OKLAHOMA CITY —
Friday's storm was particularly treacherous because the rotation was wrapped in rain, made frequent sudden turns and spawned multiple tornadoes. Eighteen people died, including several who were in their vehicles when the tornado hit.
"This storm had everything you could handle at one time," said Rick Smith, warning coordination meteorologist at the National Weather Service in Norman. "This was one of the craziest storms I've ever worked.
"It's just Oklahoma weather at the end of May. We had the perfect blend of ingredients."
Professors at the University of Oklahoma's School of Meteorology strongly discourage their students from storm chasing and rarely bring them into the field for research unless it's part of a well-planned, coordinated project.
"I can tell you that from a university perspective, we do not condone storm chasing at all. It's not something we teach in classes," said Melissa Bird, spokeswoman for OU's College of Atmospheric and Geographic Sciences. "It's dangerous, and students are not considered weather experts."
In the end, meteorologists, like Armstrong, believe storm trackers play an important role in keeping the public safe.
"There are aspects of it where storm chasers and storm trackers are always going to play a vital role in the warning process," Armstrong said. "But it is inherently dangerous to be around these storms."
Both Grubb and McMillian said they would continue chasing storms, despite their colleagues' deaths. Grubb, who started chasing storms in 1974, acknowledged the thrill was part of the attraction.
"It's like a magic show watching the clouds do this," he said.
Slevin reported from Thornton, Colo.
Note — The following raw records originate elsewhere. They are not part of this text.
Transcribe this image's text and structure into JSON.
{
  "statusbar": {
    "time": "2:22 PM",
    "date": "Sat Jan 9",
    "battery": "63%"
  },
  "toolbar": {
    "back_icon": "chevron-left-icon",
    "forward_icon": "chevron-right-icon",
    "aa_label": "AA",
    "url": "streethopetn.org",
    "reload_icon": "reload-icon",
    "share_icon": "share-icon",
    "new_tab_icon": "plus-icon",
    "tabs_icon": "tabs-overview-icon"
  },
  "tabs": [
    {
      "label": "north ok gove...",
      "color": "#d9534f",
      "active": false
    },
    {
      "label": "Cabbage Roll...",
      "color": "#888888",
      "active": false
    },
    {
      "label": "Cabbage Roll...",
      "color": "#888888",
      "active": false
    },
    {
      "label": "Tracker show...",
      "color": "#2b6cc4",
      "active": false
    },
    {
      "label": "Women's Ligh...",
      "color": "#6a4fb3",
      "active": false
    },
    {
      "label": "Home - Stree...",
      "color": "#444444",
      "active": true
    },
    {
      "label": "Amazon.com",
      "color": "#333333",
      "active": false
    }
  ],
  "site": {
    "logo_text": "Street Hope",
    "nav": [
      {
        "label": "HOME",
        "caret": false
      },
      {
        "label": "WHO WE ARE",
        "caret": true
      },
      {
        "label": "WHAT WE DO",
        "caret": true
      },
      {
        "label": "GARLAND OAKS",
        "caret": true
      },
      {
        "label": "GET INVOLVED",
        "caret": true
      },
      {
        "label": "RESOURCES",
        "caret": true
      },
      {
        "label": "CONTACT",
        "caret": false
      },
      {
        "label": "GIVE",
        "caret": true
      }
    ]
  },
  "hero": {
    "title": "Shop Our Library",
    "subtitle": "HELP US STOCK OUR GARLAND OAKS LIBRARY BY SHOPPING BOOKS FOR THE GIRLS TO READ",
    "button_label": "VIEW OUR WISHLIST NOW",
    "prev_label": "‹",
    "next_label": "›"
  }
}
Associated Press writer David Bauder in New York City contributed to this report